As the hon. Member for Mid-Bedford (Mr. Lennox-Boyd) has indicated, it would be much better to deal with the broader issues when we come to the Debate next week, but there are one or two points which I can answer today and which I feel I should try to answer.
The first is that concerning the Overseas Food Corporation's borrowing. As far as I am aware they have net yet entered into any negotiations. Although they can, of course, do so if the Bill is passed. The whole question of whether equipment should be bought from the United States is a process which has been carefully worked out and to a large extent is the same for the Colonial Development Corporation as for private enterprise. They go through the various Governmental committees and they have to justify the necessity for the particular equipment they require. In the case of the equipment for Gambia they put a case that equipment of the type they required could be obtained only in the United States. It was equipment particularly suited to the tropics and so were the eggs.
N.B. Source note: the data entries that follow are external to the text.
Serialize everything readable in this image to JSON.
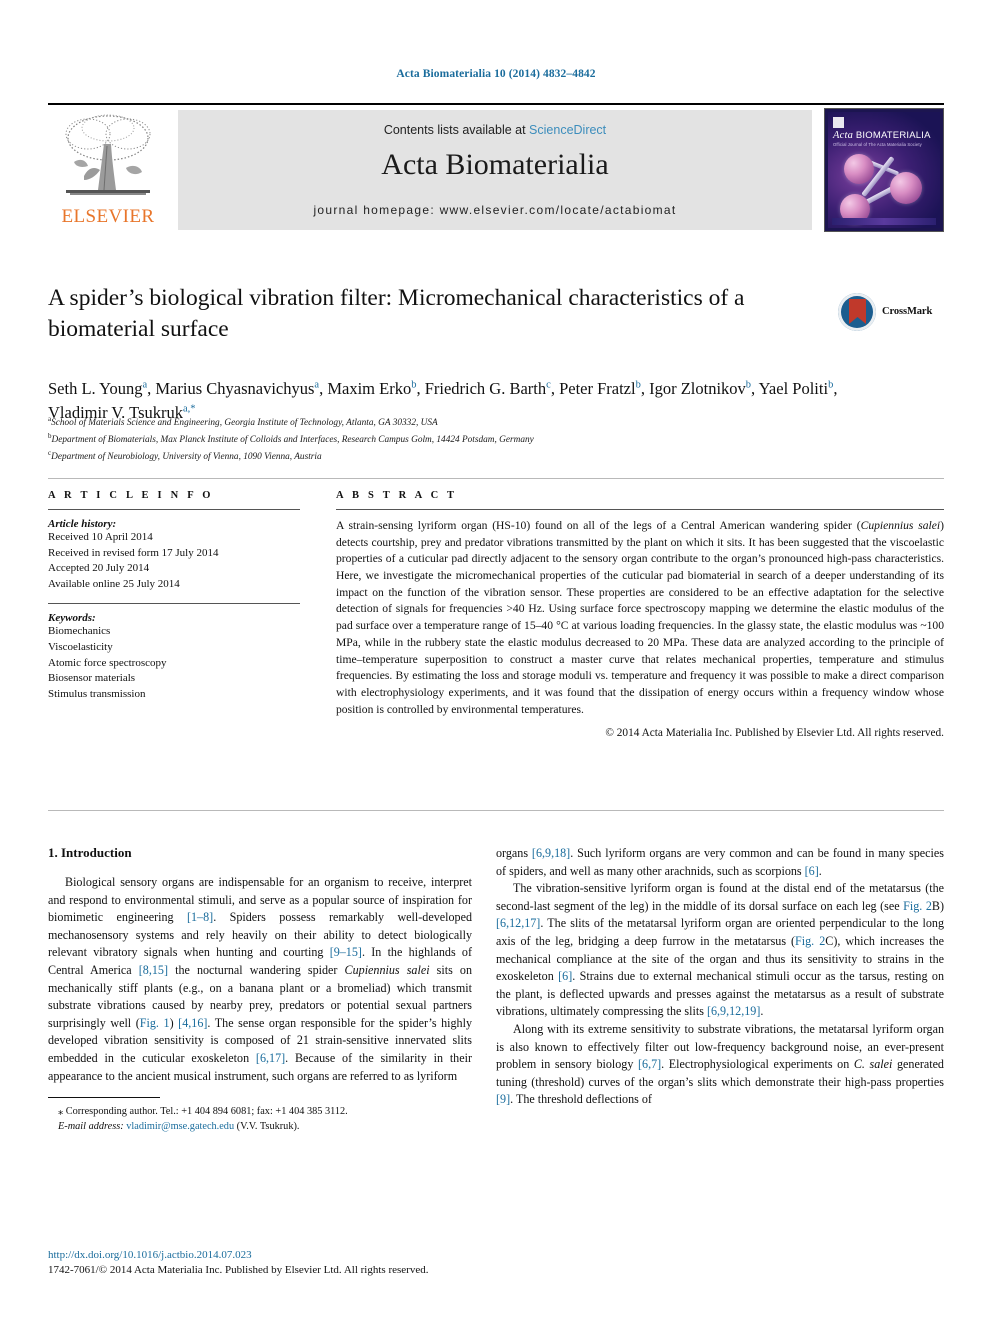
{
  "running_head": "Acta Biomaterialia 10 (2014) 4832–4842",
  "header": {
    "contents_prefix": "Contents lists available at ",
    "sciencedirect": "ScienceDirect",
    "journal_title": "Acta Biomaterialia",
    "homepage": "journal homepage: www.elsevier.com/locate/actabiomat",
    "publisher_logo_text": "ELSEVIER",
    "cover_title_italic": "Acta",
    "cover_title_rest": " BIOMATERIALIA",
    "cover_subtitle": "Official Journal of The Acta Materialia Society",
    "accent_link_color": "#3c8dbc",
    "elsevier_orange": "#e8752a"
  },
  "article": {
    "title": "A spider’s biological vibration filter: Micromechanical characteristics of a biomaterial surface",
    "crossmark_label": "CrossMark",
    "authors_html": "Seth L. Young<sup>a</sup>, Marius Chyasnavichyus<sup>a</sup>, Maxim Erko<sup>b</sup>, Friedrich G. Barth<sup>c</sup>, Peter Fratzl<sup>b</sup>, Igor Zlotnikov<sup>b</sup>, Yael Politi<sup>b</sup>, Vladimir V. Tsukruk<sup>a,*</sup>",
    "affiliations": [
      {
        "marker": "a",
        "text": "School of Materials Science and Engineering, Georgia Institute of Technology, Atlanta, GA 30332, USA"
      },
      {
        "marker": "b",
        "text": "Department of Biomaterials, Max Planck Institute of Colloids and Interfaces, Research Campus Golm, 14424 Potsdam, Germany"
      },
      {
        "marker": "c",
        "text": "Department of Neurobiology, University of Vienna, 1090 Vienna, Austria"
      }
    ]
  },
  "article_info": {
    "heading": "A R T I C L E   I N F O",
    "history_label": "Article history:",
    "history": [
      "Received 10 April 2014",
      "Received in revised form 17 July 2014",
      "Accepted 20 July 2014",
      "Available online 25 July 2014"
    ],
    "keywords_label": "Keywords:",
    "keywords": [
      "Biomechanics",
      "Viscoelasticity",
      "Atomic force spectroscopy",
      "Biosensor materials",
      "Stimulus transmission"
    ]
  },
  "abstract": {
    "heading": "A B S T R A C T",
    "text_html": "A strain-sensing lyriform organ (HS-10) found on all of the legs of a Central American wandering spider (<i>Cupiennius salei</i>) detects courtship, prey and predator vibrations transmitted by the plant on which it sits. It has been suggested that the viscoelastic properties of a cuticular pad directly adjacent to the sensory organ contribute to the organ’s pronounced high-pass characteristics. Here, we investigate the micromechanical properties of the cuticular pad biomaterial in search of a deeper understanding of its impact on the function of the vibration sensor. These properties are considered to be an effective adaptation for the selective detection of signals for frequencies &gt;40 Hz. Using surface force spectroscopy mapping we determine the elastic modulus of the pad surface over a temperature range of 15–40 °C at various loading frequencies. In the glassy state, the elastic modulus was ~100 MPa, while in the rubbery state the elastic modulus decreased to 20 MPa. These data are analyzed according to the principle of time–temperature superposition to construct a master curve that relates mechanical properties, temperature and stimulus frequencies. By estimating the loss and storage moduli vs. temperature and frequency it was possible to make a direct comparison with electrophysiology experiments, and it was found that the dissipation of energy occurs within a frequency window whose position is controlled by environmental temperatures.",
    "copyright": "© 2014 Acta Materialia Inc. Published by Elsevier Ltd. All rights reserved."
  },
  "body": {
    "section_heading": "1. Introduction",
    "left_paragraphs_html": [
      "Biological sensory organs are indispensable for an organism to receive, interpret and respond to environmental stimuli, and serve as a popular source of inspiration for biomimetic engineering <span class=\"ref\">[1–8]</span>. Spiders possess remarkably well-developed mechanosensory systems and rely heavily on their ability to detect biologically relevant vibratory signals when hunting and courting <span class=\"ref\">[9–15]</span>. In the highlands of Central America <span class=\"ref\">[8,15]</span> the nocturnal wandering spider <i>Cupiennius salei</i> sits on mechanically stiff plants (e.g., on a banana plant or a bromeliad) which transmit substrate vibrations caused by nearby prey, predators or potential sexual partners surprisingly well (<span class=\"ref\">Fig. 1</span>) <span class=\"ref\">[4,16]</span>. The sense organ responsible for the spider’s highly developed vibration sensitivity is composed of 21 strain-sensitive innervated slits embedded in the cuticular exoskeleton <span class=\"ref\">[6,17]</span>. Because of the similarity in their appearance to the ancient musical instrument, such organs are referred to as lyriform"
    ],
    "right_paragraphs_html": [
      "organs <span class=\"ref\">[6,9,18]</span>. Such lyriform organs are very common and can be found in many species of spiders, and well as many other arachnids, such as scorpions <span class=\"ref\">[6]</span>.",
      "The vibration-sensitive lyriform organ is found at the distal end of the metatarsus (the second-last segment of the leg) in the middle of its dorsal surface on each leg (see <span class=\"ref\">Fig. 2</span>B) <span class=\"ref\">[6,12,17]</span>. The slits of the metatarsal lyriform organ are oriented perpendicular to the long axis of the leg, bridging a deep furrow in the metatarsus (<span class=\"ref\">Fig. 2</span>C), which increases the mechanical compliance at the site of the organ and thus its sensitivity to strains in the exoskeleton <span class=\"ref\">[6]</span>. Strains due to external mechanical stimuli occur as the tarsus, resting on the plant, is deflected upwards and presses against the metatarsus as a result of substrate vibrations, ultimately compressing the slits <span class=\"ref\">[6,9,12,19]</span>.",
      "Along with its extreme sensitivity to substrate vibrations, the metatarsal lyriform organ is also known to effectively filter out low-frequency background noise, an ever-present problem in sensory biology <span class=\"ref\">[6,7]</span>. Electrophysiological experiments on <i>C. salei</i> generated tuning (threshold) curves of the organ’s slits which demonstrate their high-pass properties <span class=\"ref\">[9]</span>. The threshold deflections of"
    ]
  },
  "footnote": {
    "corresponding_html": "<span class=\"ind\"></span>⁎ Corresponding author. Tel.: +1 404 894 6081; fax: +1 404 385 3112.",
    "email_label": "E-mail address:",
    "email": "vladimir@mse.gatech.edu",
    "email_suffix": " (V.V. Tsukruk)."
  },
  "imprint": {
    "doi": "http://dx.doi.org/10.1016/j.actbio.2014.07.023",
    "issn_line": "1742-7061/© 2014 Acta Materialia Inc. Published by Elsevier Ltd. All rights reserved."
  }
}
That is a commercial matter they felt very strongly about, and the necessary capital was issued and the necessary dollar allowance made.
§ Mr. Rees-Williams
I am unable to say without notice. I think the hon. Member for Hornsey (Mr. Gammans) was very 923 unjust to the Corporation. This is the first of their Reports. The nature of the Report must, of course, be varied from time to time and we should be only too glad to take into account the views of hon. Members on it; but to say of the first Report, detailing a large amount of work that has been done by the Corporation under very difficult conditions, that if such a Report were prepared and issued by a private company it would land them in jail, is to my mind a statement which should never have been made. It is quite improper. I think the hon. Member, who is interested in colonial matters, should withdraw it. It does not give any encouragement at all to the Colonial Development Corporation.
The hon. Member for Torquay (Mr. C. Williams) asked me whether small companies would be safeguarded, and not pushed aside by large companies. As far as the Government are concerned, I can assure him we shall do everything we possibly can to safeguard the interests of those small companies, but I cannot vouch for some of the larger ones doing as we do.
§ Mr. Rees-Williams
I know the point the hon. Gentleman has in mind. We shall do all we can. An account of a wide range of activities is given in this Report. The little I have had to do with this Corporation gives me cause for considerable satisfaction in the feeling that one can play a small part in such a mighty endeavour. This is a matter of which I think the House can well be proud. We have passed the original Act and we are now promoting further legislation which will support this venture.
§ Mr. Lennox-Boyd
Has the hon. Gentleman any statement to make about the result of the Chancellor's ban on dollar purchases, on the 15 million dollar loan to the Corporation?
§ Mr. Rees-Williams
I have not. I will look into that point, and into others which have not been mentioned. I will deal with them at a later stage.
§ Mr. N. Macpherson
Can the hon. Gentleman say what projects are covered by this 15 million dollar loan?
§ Committed to a Committee of the whole House for Monday next.—[Mr. Snow.]